As Mao Zedong Stated: "Marxists hold that man's social practice alone is the criterion of the truth of his knowledge of the external world."(2)
MIM(Prisons) responds: Throughout the book, Duckworth focuses on high-performance bourgeois heroes and institutions, in order to address the question of "what makes them the best at what they do?" In answering this question, the author does briefly acknowledge that access to resources can play a decisive role in one's success in a particular field. That might mean having money to pay for pool access to become a great swimmer. In another way, access to resources might boil down to the semi-random luck of having a decent (or crap) coach in public school sports. Of course there are socio-economic reasons why good coaches are at certain schools and not others, and why some schools have sports at all and others don't — and those are reasons linked to the three strands of oppression.
Duckworth's analysis of how we (as outsiders) can influence someone's internal grit underlined how big of an influence one persyn or experience can have on someone else's passion and perseverence. For example, we don't need material resources to change our attitude and behavior to a "growth mindset." And, while a broader culture of grit is certainly preferable, we can still make a big impact as single organizers — in many of eir examples, the paragons of grit cited one or two key people in their lives who played a major part in their success. And ULK's contributors' persynal histories in "Ongoing Discussion of Recruiting Best Practices" confirms this.
Duckworth's analysis on this topic is outlined in "Part 3: Growing Grit from the Outside In," and MIM(Prisons) has been discussing this section at length to improve our own practices. We have an extremely limited ability to organize and influence people — we are only struggling with our subscribers through the mail, which comes with many unique challenges. Our subscribers have access to very little resources, and we can't buy them the world. But if we can make even our limited contact more effective — through our study, execution, experimentation, and the feedback we receive — we believe we can still make a big impact. Duckworth helped build my confidence that even though i'm only one organizer, and i'm not really that talented at it to begin with, my efforts still matter a lot.

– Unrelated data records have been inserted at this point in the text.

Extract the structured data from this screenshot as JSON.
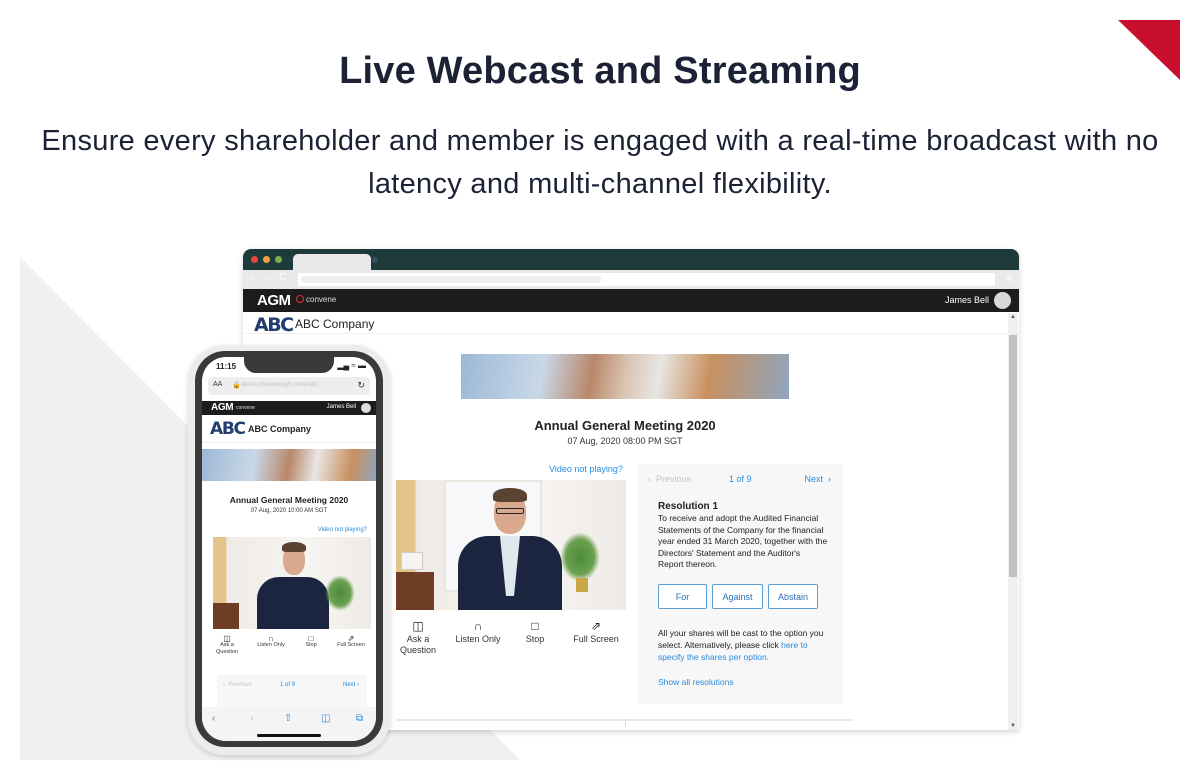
{
  "hero": {
    "title": "Live Webcast and Streaming",
    "subtitle": "Ensure every shareholder and member is engaged with a real-time broadcast with no latency and multi-channel flexibility."
  },
  "colors": {
    "brand_red": "#c8102e",
    "link_blue": "#2a8be0",
    "company_navy": "#213c6e",
    "header_dark": "#1c1c1c",
    "browser_frame": "#1f3a3a"
  },
  "desktop": {
    "app": {
      "logo": "AGM",
      "partner": "convene",
      "user_name": "James Bell"
    },
    "company": {
      "logo": "ABC",
      "name": "ABC Company"
    },
    "meeting": {
      "title": "Annual General Meeting 2020",
      "date": "07 Aug, 2020 08:00 PM SGT"
    },
    "video_help": "Video not playing?",
    "controls": [
      {
        "icon": "question-bubble-icon",
        "label": "Ask a Question"
      },
      {
        "icon": "headphones-icon",
        "label": "Listen Only"
      },
      {
        "icon": "stop-icon",
        "label": "Stop"
      },
      {
        "icon": "fullscreen-icon",
        "label": "Full Screen"
      }
    ],
    "voting": {
      "prev": "Previous",
      "pager": "1 of 9",
      "next": "Next",
      "resolution_title": "Resolution 1",
      "resolution_text": "To receive and adopt the Audited Financial Statements of the Company for the financial year ended 31 March 2020, together with the Directors' Statement and the Auditor's Report thereon.",
      "options": [
        "For",
        "Against",
        "Abstain"
      ],
      "note": "All your shares will be cast to the option you select. Alternatively, please click",
      "note_link": "here to specify the shares per option.",
      "show_all": "Show all resolutions"
    }
  },
  "mobile": {
    "time": "11:15",
    "text_size": "AA",
    "url": "demo.conveneagm.com/ABC",
    "app": {
      "logo": "AGM",
      "partner": "convene",
      "user_name": "James Bell"
    },
    "company": {
      "logo": "ABC",
      "name": "ABC Company"
    },
    "meeting": {
      "title": "Annual General Meeting 2020",
      "date": "07 Aug, 2020 10:00 AM SGT"
    },
    "video_help": "Video not playing?",
    "controls": [
      {
        "label_1": "Ask a",
        "label_2": "Question"
      },
      {
        "label_1": "Listen Only"
      },
      {
        "label_1": "Stop"
      },
      {
        "label_1": "Full Screen"
      }
    ],
    "voting": {
      "prev": "Previous",
      "pager": "1 of 9",
      "next": "Next"
    }
  }
}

While Duckworth does good to knock down the idols of talent, ey replaces them with the hardworking individual, rather than the knowledge of the collective, and group problem solving. The group is acknowledged as one thing that can help you as an individual become great, in eir discussion of the "culture of grit." The examples from China that Ehecatl brings up emphasizes that our goal is not to be great as individuals, but to serve the people by bringing together different sources of knowledge, to see a problem from all sides, and to engage the masses in conquering it.

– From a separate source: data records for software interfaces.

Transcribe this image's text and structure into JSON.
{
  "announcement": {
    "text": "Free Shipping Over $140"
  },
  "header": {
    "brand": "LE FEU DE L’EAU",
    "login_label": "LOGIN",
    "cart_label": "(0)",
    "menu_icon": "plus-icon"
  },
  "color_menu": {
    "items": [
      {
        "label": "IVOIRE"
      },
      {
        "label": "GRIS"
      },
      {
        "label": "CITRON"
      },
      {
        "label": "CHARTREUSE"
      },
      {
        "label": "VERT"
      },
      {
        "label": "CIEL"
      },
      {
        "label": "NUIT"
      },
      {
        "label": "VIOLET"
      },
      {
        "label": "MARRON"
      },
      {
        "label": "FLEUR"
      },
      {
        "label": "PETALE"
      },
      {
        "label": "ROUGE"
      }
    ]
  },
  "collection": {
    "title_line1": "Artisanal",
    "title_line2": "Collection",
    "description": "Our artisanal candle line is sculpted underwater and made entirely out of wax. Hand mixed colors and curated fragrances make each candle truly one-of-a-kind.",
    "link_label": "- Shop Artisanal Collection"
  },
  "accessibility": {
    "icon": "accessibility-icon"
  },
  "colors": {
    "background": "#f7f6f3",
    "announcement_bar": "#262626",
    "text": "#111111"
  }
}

In a related point, Ehecatl says that we need to "do things better than they have ever been done before." I'm not sure of the deeper meaning behind this point, and it's one that i think could be read in a discouraging way. We certainly should aim to do things better than we have ever done them. But if we know we can't do them better than everyone ever, then should we give up? No, we should still try, because "effort counts twice" and the more we try, the better we'll get at it.(3) And, even if we're not the best ever, we can still have a huge impact. Like Ehecatl writes above, we don't need to clock 10,000 hours before we can make big contributions.

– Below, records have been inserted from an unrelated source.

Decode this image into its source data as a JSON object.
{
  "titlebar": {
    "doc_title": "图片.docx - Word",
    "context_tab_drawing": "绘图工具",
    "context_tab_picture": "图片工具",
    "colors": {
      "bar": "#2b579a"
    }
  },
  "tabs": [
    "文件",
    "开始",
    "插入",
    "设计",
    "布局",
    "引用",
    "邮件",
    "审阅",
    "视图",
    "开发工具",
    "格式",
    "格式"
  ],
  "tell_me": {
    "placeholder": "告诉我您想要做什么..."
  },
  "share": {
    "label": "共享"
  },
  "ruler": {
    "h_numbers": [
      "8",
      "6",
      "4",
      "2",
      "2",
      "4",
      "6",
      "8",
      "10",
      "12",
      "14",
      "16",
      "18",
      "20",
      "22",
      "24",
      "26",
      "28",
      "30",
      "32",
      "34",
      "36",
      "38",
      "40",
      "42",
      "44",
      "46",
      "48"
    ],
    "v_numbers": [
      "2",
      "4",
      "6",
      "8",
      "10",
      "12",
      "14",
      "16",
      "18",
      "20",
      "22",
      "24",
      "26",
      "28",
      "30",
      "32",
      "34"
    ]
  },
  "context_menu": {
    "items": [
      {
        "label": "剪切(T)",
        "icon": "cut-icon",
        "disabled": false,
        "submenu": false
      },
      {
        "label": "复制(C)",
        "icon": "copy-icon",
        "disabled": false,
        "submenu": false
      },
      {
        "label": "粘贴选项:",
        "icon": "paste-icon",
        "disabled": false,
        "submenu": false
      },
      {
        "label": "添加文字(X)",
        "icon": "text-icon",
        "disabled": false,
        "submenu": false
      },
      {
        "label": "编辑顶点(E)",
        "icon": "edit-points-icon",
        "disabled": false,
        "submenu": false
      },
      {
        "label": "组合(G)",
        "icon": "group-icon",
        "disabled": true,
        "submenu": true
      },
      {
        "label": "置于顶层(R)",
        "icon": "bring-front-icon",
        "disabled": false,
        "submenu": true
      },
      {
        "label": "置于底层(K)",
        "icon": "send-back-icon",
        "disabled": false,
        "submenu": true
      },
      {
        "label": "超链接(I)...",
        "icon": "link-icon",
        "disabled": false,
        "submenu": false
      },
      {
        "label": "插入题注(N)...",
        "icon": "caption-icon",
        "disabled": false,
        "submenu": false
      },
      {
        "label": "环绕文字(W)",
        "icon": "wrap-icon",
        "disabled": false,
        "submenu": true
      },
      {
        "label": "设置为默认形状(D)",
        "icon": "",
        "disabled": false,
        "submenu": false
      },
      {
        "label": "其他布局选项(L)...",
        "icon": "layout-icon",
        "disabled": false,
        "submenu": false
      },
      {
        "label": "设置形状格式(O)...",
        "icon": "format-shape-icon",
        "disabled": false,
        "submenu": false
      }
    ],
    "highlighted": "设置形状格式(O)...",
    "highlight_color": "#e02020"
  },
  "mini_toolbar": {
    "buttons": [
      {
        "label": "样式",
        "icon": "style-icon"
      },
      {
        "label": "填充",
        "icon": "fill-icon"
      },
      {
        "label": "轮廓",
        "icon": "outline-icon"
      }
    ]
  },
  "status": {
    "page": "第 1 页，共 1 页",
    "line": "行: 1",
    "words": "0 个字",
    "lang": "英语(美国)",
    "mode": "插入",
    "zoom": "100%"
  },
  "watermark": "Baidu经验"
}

To deepen your own understanding of the principles in Grit, get a copy to study it yourself. Get Grit from MIM(Prisons) for $10 or equivalent work-trade.